Kinds of Inhalants
Most of our homes are already loaded with potential inhalants for kids to abuse. If every one was gathered into a single pile in your living room, that pile could be subdivided in to the four categories of inhalants: solvents, gases, aerosols, and nitrates.
These are liquids that give off fumes at room temperature. Imagine the wavy fumes you see rising out of a freshly opened gas can. Normally, we would step away from these fumes. But by purposely inhaling them, we could produce a mildly euphoric state. The feeling is described as being similar to that experienced by a choking or drowning victim, right before they pass out. Other common solvents are glues, rubber cements, automobile octane boosters, degreasers, ink correction fluids, the ink in marker pens, paint thinners, and paint removers.
Unfortunately, many different types of school supplies also serve as popular inhalants. And thanks to the world wide web, the availability of these products as intoxicants is widely advertised to kids. There are readily available instructions for use. Many sites even offer advice on how to hide the abuse of inhalants from parents. Just try a Google search for “How to huff”.
Common gasses that are huffed include helium, nitrous oxide, and ether.
The photo at right shows nitrous oxide “whippets”, sold as a drink carbonation kit. Nitrous oxide can also be obtained by spraying a whipped cream can straight up, releasing the gas inside.
Items like propane, butane, refrigerant re-charge cans, and spray paints are also common. Many users particularly like gold or silver spray paint, for the slightly higher chemical content present.
Like solvents and nitrates, many gases leave behind conspicuous pungent fumes. These fumes can be detected long after the user has inhaled the substance. While the huffing itself may take place in private, alert parents may pick up on the lingering odors.
Household shelves contain many examples of the aerosol category. Every aluminum can that is capable of forcefully expelling a fragrant or liquid substance is a potential source for an individual seeking intoxication. Spray deodorants, computer keyboard cleaner, hairsprays, cooking sprays, and even pressurized laundry sprays are additional examples of potential aerosol inhalants.

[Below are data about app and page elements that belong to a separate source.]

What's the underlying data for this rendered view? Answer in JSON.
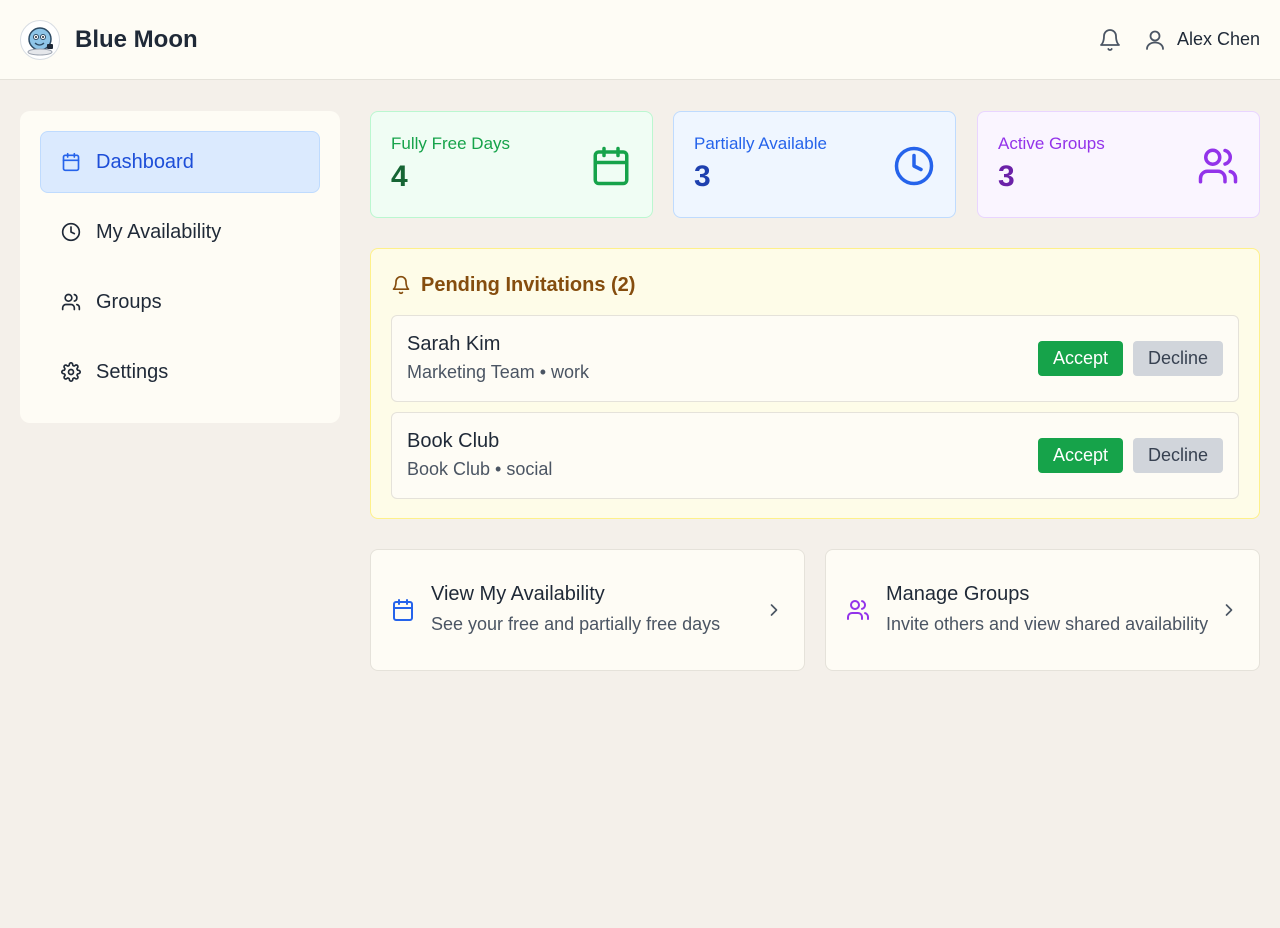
{
  "app": {
    "title": "Blue Moon"
  },
  "header": {
    "user_name": "Alex Chen"
  },
  "sidebar": {
    "items": [
      {
        "label": "Dashboard",
        "icon": "calendar-icon",
        "active": true
      },
      {
        "label": "My Availability",
        "icon": "clock-icon",
        "active": false
      },
      {
        "label": "Groups",
        "icon": "users-icon",
        "active": false
      },
      {
        "label": "Settings",
        "icon": "gear-icon",
        "active": false
      }
    ]
  },
  "stats": [
    {
      "label": "Fully Free Days",
      "value": "4",
      "icon": "calendar-icon",
      "color": "#16a34a"
    },
    {
      "label": "Partially Available",
      "value": "3",
      "icon": "clock-icon",
      "color": "#2563eb"
    },
    {
      "label": "Active Groups",
      "value": "3",
      "icon": "users-icon",
      "color": "#9333ea"
    }
  ],
  "invitations": {
    "title": "Pending Invitations (2)",
    "items": [
      {
        "name": "Sarah Kim",
        "meta": "Marketing Team • work",
        "accept_label": "Accept",
        "decline_label": "Decline"
      },
      {
        "name": "Book Club",
        "meta": "Book Club • social",
        "accept_label": "Accept",
        "decline_label": "Decline"
      }
    ]
  },
  "quick_links": [
    {
      "title": "View My Availability",
      "subtitle": "See your free and partially free days",
      "icon": "calendar-icon",
      "color": "#2563eb"
    },
    {
      "title": "Manage Groups",
      "subtitle": "Invite others and view shared availability",
      "icon": "users-icon",
      "color": "#9333ea"
    }
  ],
  "colors": {
    "accent": "#2563eb",
    "accept": "#16a34a",
    "warning_bg": "#fefce8"
  }
}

Left: Dust-Off is the best-known keyboard cleaner aerosol. It is also one of the best known and most widely used inhalants. It is produced by Falcon Safety Products. Falcon has gone to considerable lengths to provide conspicuous warnings concerning the consequences of product abuse on each container of Dust-Off. Of course this is of little deterrent to a person who is intent on getting high. Internet rumors report that “Dust Off” is just pressurized air. It is not. The product contains difluoroethane and tetrafluoroethane – both harmful to users if purposely inhaled.
Some of these are manufactured expressly for the purpose of being used to get high. They are commonly referred to as “poppers”. Nitrite based inhalants contain a substance called amyl nitrite and are sold in small crushable glass or hard plastic vials known as “snappers”. Other sources of nitrate inhalants include certain room deodorizers, video head cleaners, liquid cleaners and bottled fragrances. High on the ingredient list of these products is butyl nitrite, a known intoxicant.
To learn more about inhalant abuse visit one of these links directly:
What Are Inhalants | Kinds of Inhalants | Common Household Inhalants | How Inhalants Are Used | Effects of Inhalants | How Inhalants Kill | Street Names of Inhalants | Detecting Inhalant Use | Preventing Inhalant Use | Inhalant Facts | Huffing | Overview of Inhalants